**Description of the task**
Should any entry include an image, skip the image and copy the entry exactly.

**Task data**
──────────────────────────────

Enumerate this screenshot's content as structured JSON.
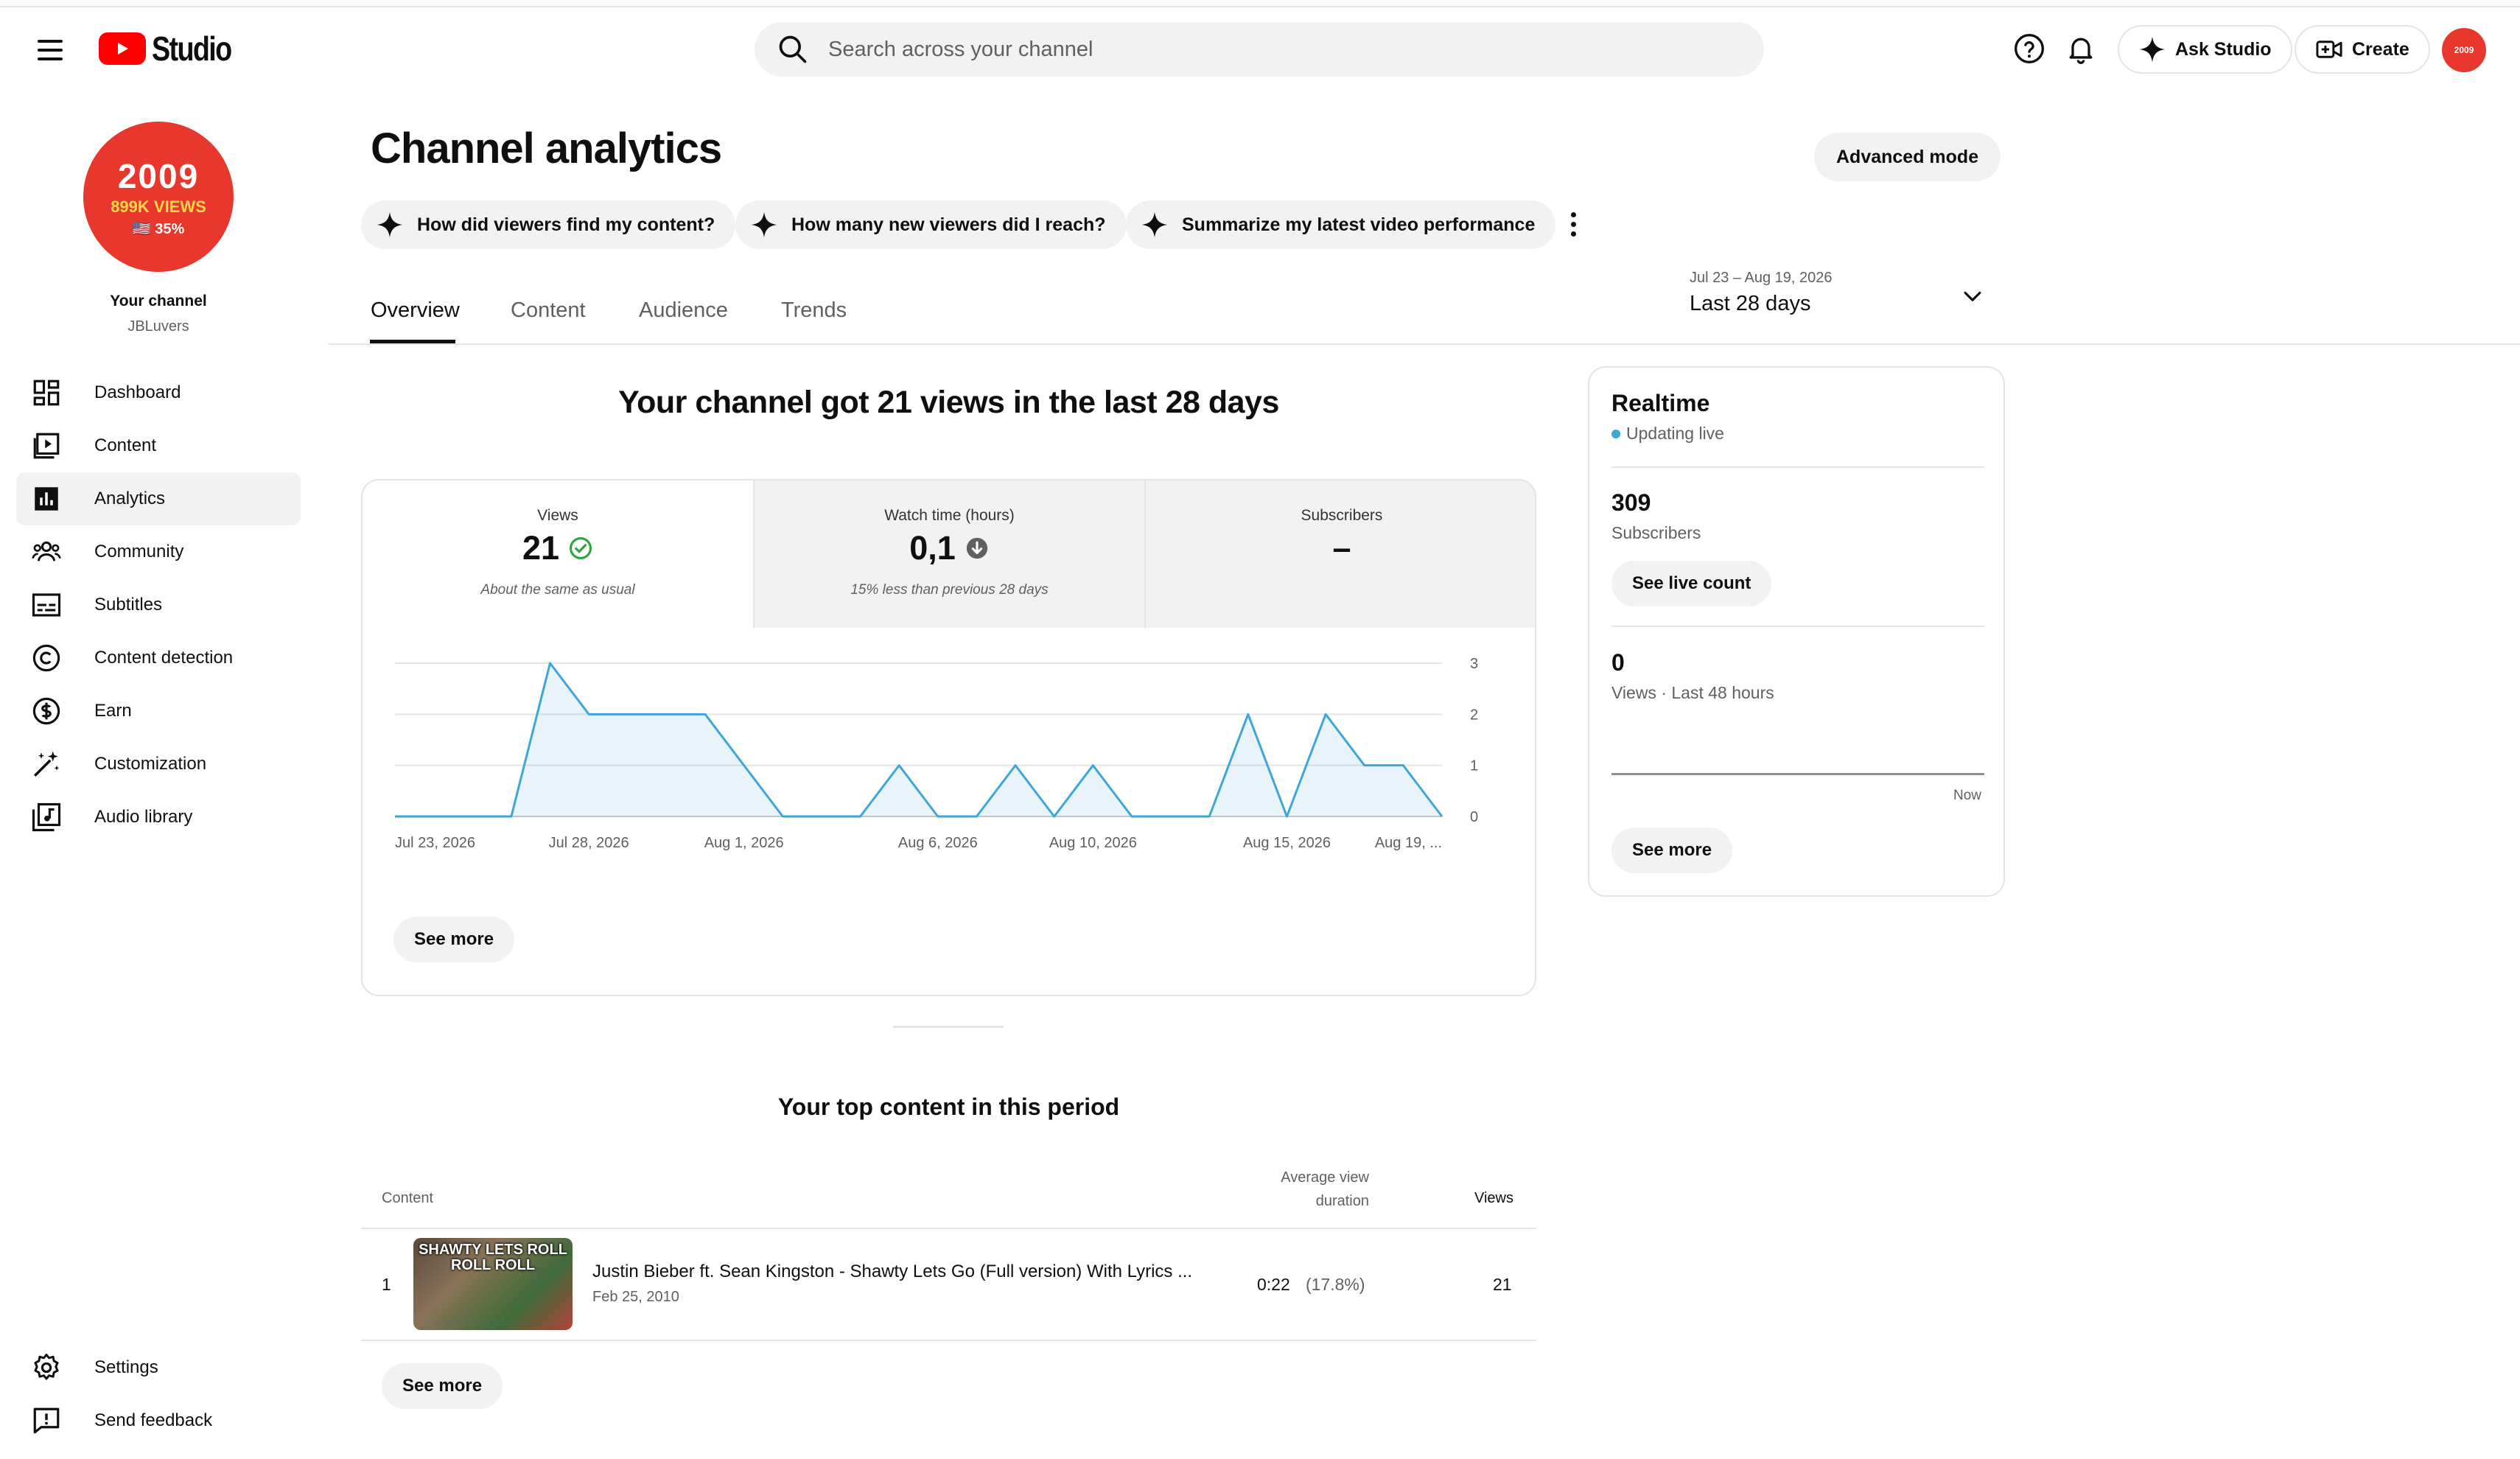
{
  "header": {
    "logo_text": "Studio",
    "search_placeholder": "Search across your channel",
    "ask_studio_label": "Ask Studio",
    "create_label": "Create",
    "avatar_text": "2009"
  },
  "sidebar": {
    "avatar": {
      "line1": "2009",
      "line2": "899K VIEWS",
      "line3": "🇺🇸 35%"
    },
    "channel_title": "Your channel",
    "channel_handle": "JBLuvers",
    "items": [
      {
        "label": "Dashboard",
        "icon": "dashboard-icon"
      },
      {
        "label": "Content",
        "icon": "content-icon"
      },
      {
        "label": "Analytics",
        "icon": "analytics-icon",
        "active": true
      },
      {
        "label": "Community",
        "icon": "community-icon"
      },
      {
        "label": "Subtitles",
        "icon": "subtitles-icon"
      },
      {
        "label": "Content detection",
        "icon": "copyright-icon"
      },
      {
        "label": "Earn",
        "icon": "earn-icon"
      },
      {
        "label": "Customization",
        "icon": "customization-icon"
      },
      {
        "label": "Audio library",
        "icon": "audio-library-icon"
      }
    ],
    "footer": [
      {
        "label": "Settings",
        "icon": "gear-icon"
      },
      {
        "label": "Send feedback",
        "icon": "feedback-icon"
      }
    ]
  },
  "main": {
    "title": "Channel analytics",
    "advanced_mode_label": "Advanced mode",
    "chips": [
      "How did viewers find my content?",
      "How many new viewers did I reach?",
      "Summarize my latest video performance"
    ],
    "tabs": [
      "Overview",
      "Content",
      "Audience",
      "Trends"
    ],
    "active_tab": "Overview",
    "date_range": {
      "sub": "Jul 23 – Aug 19, 2026",
      "main": "Last 28 days"
    },
    "headline": "Your channel got 21 views in the last 28 days",
    "metrics": [
      {
        "label": "Views",
        "value": "21",
        "note": "About the same as usual",
        "status": "check"
      },
      {
        "label": "Watch time (hours)",
        "value": "0,1",
        "note": "15% less than previous 28 days",
        "status": "down"
      },
      {
        "label": "Subscribers",
        "value": "–",
        "note": ""
      }
    ],
    "chart_see_more": "See more",
    "top_content": {
      "title": "Your top content in this period",
      "headers": {
        "content": "Content",
        "avg_line1": "Average view",
        "avg_line2": "duration",
        "views": "Views"
      },
      "rows": [
        {
          "rank": "1",
          "thumb_text": "SHAWTY LETS ROLL ROLL ROLL",
          "title": "Justin Bieber ft. Sean Kingston - Shawty Lets Go (Full version) With Lyrics ...",
          "date": "Feb 25, 2010",
          "avg_duration": "0:22",
          "avg_pct": "(17.8%)",
          "views": "21"
        }
      ],
      "see_more": "See more"
    }
  },
  "realtime": {
    "title": "Realtime",
    "live_text": "Updating live",
    "subscribers_value": "309",
    "subscribers_label": "Subscribers",
    "live_count_button": "See live count",
    "views_value": "0",
    "views_label": "Views · Last 48 hours",
    "now_label": "Now",
    "see_more": "See more"
  },
  "colors": {
    "accent": "#3ea6d8",
    "brand": "#ff0000",
    "check": "#2ba640",
    "gray_bg": "#f2f2f2"
  },
  "chart_data": {
    "type": "area",
    "x": [
      "Jul 23, 2026",
      "Jul 24",
      "Jul 25",
      "Jul 26",
      "Jul 27",
      "Jul 28, 2026",
      "Jul 29",
      "Jul 30",
      "Jul 31",
      "Aug 1, 2026",
      "Aug 2",
      "Aug 3",
      "Aug 4",
      "Aug 5",
      "Aug 6, 2026",
      "Aug 7",
      "Aug 8",
      "Aug 9",
      "Aug 10, 2026",
      "Aug 11",
      "Aug 12",
      "Aug 13",
      "Aug 14",
      "Aug 15, 2026",
      "Aug 16",
      "Aug 17",
      "Aug 18",
      "Aug 19, ..."
    ],
    "series": [
      {
        "values": [
          0,
          0,
          0,
          0,
          3,
          2,
          2,
          2,
          2,
          1,
          0,
          0,
          0,
          1,
          0,
          0,
          1,
          0,
          1,
          0,
          0,
          0,
          2,
          0,
          2,
          1,
          1,
          0
        ]
      }
    ],
    "tick_labels_x": [
      "Jul 23, 2026",
      "Jul 28, 2026",
      "Aug 1, 2026",
      "Aug 6, 2026",
      "Aug 10, 2026",
      "Aug 15, 2026",
      "Aug 19, ..."
    ],
    "tick_labels_y": [
      "3",
      "2",
      "1",
      "0"
    ],
    "ylim": [
      0,
      3
    ],
    "grid": true,
    "color": "#3ea6d8"
  }
}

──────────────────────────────

**Result of the exercise**
Enumerate this screenshot's content as structured JSON.
{
  "header": {
    "logo_text": "Studio",
    "search_placeholder": "Search across your channel",
    "ask_studio_label": "Ask Studio",
    "create_label": "Create",
    "avatar_text": "2009"
  },
  "sidebar": {
    "avatar": {
      "line1": "2009",
      "line2": "899K VIEWS",
      "line3": "🇺🇸 35%"
    },
    "channel_title": "Your channel",
    "channel_handle": "JBLuvers",
    "items": [
      {
        "label": "Dashboard",
        "icon": "dashboard-icon"
      },
      {
        "label": "Content",
        "icon": "content-icon"
      },
      {
        "label": "Analytics",
        "icon": "analytics-icon",
        "active": true
      },
      {
        "label": "Community",
        "icon": "community-icon"
      },
      {
        "label": "Subtitles",
        "icon": "subtitles-icon"
      },
      {
        "label": "Content detection",
        "icon": "copyright-icon"
      },
      {
        "label": "Earn",
        "icon": "earn-icon"
      },
      {
        "label": "Customization",
        "icon": "customization-icon"
      },
      {
        "label": "Audio library",
        "icon": "audio-library-icon"
      }
    ],
    "footer": [
      {
        "label": "Settings",
        "icon": "gear-icon"
      },
      {
        "label": "Send feedback",
        "icon": "feedback-icon"
      }
    ]
  },
  "main": {
    "title": "Channel analytics",
    "advanced_mode_label": "Advanced mode",
    "chips": [
      "How did viewers find my content?",
      "How many new viewers did I reach?",
      "Summarize my latest video performance"
    ],
    "tabs": [
      "Overview",
      "Content",
      "Audience",
      "Trends"
    ],
    "active_tab": "Overview",
    "date_range": {
      "sub": "Jul 23 – Aug 19, 2026",
      "main": "Last 28 days"
    },
    "headline": "Your channel got 21 views in the last 28 days",
    "metrics": [
      {
        "label": "Views",
        "value": "21",
        "note": "About the same as usual",
        "status": "check"
      },
      {
        "label": "Watch time (hours)",
        "value": "0,1",
        "note": "15% less than previous 28 days",
        "status": "down"
      },
      {
        "label": "Subscribers",
        "value": "–",
        "note": ""
      }
    ],
    "chart_see_more": "See more",
    "top_content": {
      "title": "Your top content in this period",
      "headers": {
        "content": "Content",
        "avg_line1": "Average view",
        "avg_line2": "duration",
        "views": "Views"
      },
      "rows": [
        {
          "rank": "1",
          "thumb_text": "SHAWTY LETS ROLL ROLL ROLL",
          "title": "Justin Bieber ft. Sean Kingston - Shawty Lets Go (Full version) With Lyrics ...",
          "date": "Feb 25, 2010",
          "avg_duration": "0:22",
          "avg_pct": "(17.8%)",
          "views": "21"
        }
      ],
      "see_more": "See more"
    }
  },
  "realtime": {
    "title": "Realtime",
    "live_text": "Updating live",
    "subscribers_value": "309",
    "subscribers_label": "Subscribers",
    "live_count_button": "See live count",
    "views_value": "0",
    "views_label": "Views · Last 48 hours",
    "now_label": "Now",
    "see_more": "See more"
  },
  "colors": {
    "accent": "#3ea6d8",
    "brand": "#ff0000",
    "check": "#2ba640",
    "gray_bg": "#f2f2f2"
  },
  "chart_data": {
    "type": "area",
    "x": [
      "Jul 23, 2026",
      "Jul 24",
      "Jul 25",
      "Jul 26",
      "Jul 27",
      "Jul 28, 2026",
      "Jul 29",
      "Jul 30",
      "Jul 31",
      "Aug 1, 2026",
      "Aug 2",
      "Aug 3",
      "Aug 4",
      "Aug 5",
      "Aug 6, 2026",
      "Aug 7",
      "Aug 8",
      "Aug 9",
      "Aug 10, 2026",
      "Aug 11",
      "Aug 12",
      "Aug 13",
      "Aug 14",
      "Aug 15, 2026",
      "Aug 16",
      "Aug 17",
      "Aug 18",
      "Aug 19, ..."
    ],
    "series": [
      {
        "values": [
          0,
          0,
          0,
          0,
          3,
          2,
          2,
          2,
          2,
          1,
          0,
          0,
          0,
          1,
          0,
          0,
          1,
          0,
          1,
          0,
          0,
          0,
          2,
          0,
          2,
          1,
          1,
          0
        ]
      }
    ],
    "tick_labels_x": [
      "Jul 23, 2026",
      "Jul 28, 2026",
      "Aug 1, 2026",
      "Aug 6, 2026",
      "Aug 10, 2026",
      "Aug 15, 2026",
      "Aug 19, ..."
    ],
    "tick_labels_y": [
      "3",
      "2",
      "1",
      "0"
    ],
    "ylim": [
      0,
      3
    ],
    "grid": true,
    "color": "#3ea6d8"
  }
}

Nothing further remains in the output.